**Study material:**
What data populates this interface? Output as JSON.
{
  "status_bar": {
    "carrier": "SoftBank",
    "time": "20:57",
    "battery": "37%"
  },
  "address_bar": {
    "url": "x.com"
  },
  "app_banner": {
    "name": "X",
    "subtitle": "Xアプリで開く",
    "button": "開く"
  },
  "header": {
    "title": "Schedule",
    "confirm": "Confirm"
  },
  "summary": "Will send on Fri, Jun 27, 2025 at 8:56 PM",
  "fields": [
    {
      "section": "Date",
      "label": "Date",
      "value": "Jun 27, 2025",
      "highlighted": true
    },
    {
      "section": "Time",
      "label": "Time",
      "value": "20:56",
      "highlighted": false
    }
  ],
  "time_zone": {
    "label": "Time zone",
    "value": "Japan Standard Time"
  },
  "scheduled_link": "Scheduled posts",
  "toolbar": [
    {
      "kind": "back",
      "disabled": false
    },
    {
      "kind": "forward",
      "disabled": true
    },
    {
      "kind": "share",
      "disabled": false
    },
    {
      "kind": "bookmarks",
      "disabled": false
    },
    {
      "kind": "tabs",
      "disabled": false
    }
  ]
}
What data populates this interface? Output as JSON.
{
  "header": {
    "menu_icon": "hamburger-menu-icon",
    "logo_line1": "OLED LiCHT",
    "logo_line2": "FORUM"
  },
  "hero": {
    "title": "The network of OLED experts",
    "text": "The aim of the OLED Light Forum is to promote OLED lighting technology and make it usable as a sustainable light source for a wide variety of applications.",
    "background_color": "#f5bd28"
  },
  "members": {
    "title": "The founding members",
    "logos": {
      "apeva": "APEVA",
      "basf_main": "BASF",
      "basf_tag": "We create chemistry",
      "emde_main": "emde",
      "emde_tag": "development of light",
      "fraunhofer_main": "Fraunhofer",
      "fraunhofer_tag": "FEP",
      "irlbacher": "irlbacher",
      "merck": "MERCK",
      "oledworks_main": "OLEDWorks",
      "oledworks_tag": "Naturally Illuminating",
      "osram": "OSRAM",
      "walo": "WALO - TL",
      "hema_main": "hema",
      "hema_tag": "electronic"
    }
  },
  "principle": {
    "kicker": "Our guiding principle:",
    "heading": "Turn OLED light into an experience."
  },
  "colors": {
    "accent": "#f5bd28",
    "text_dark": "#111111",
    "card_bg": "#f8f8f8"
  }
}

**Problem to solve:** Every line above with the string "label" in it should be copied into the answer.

**Response area:**
      "label": "Date",
      "label": "Time",
    "label": "Time zone",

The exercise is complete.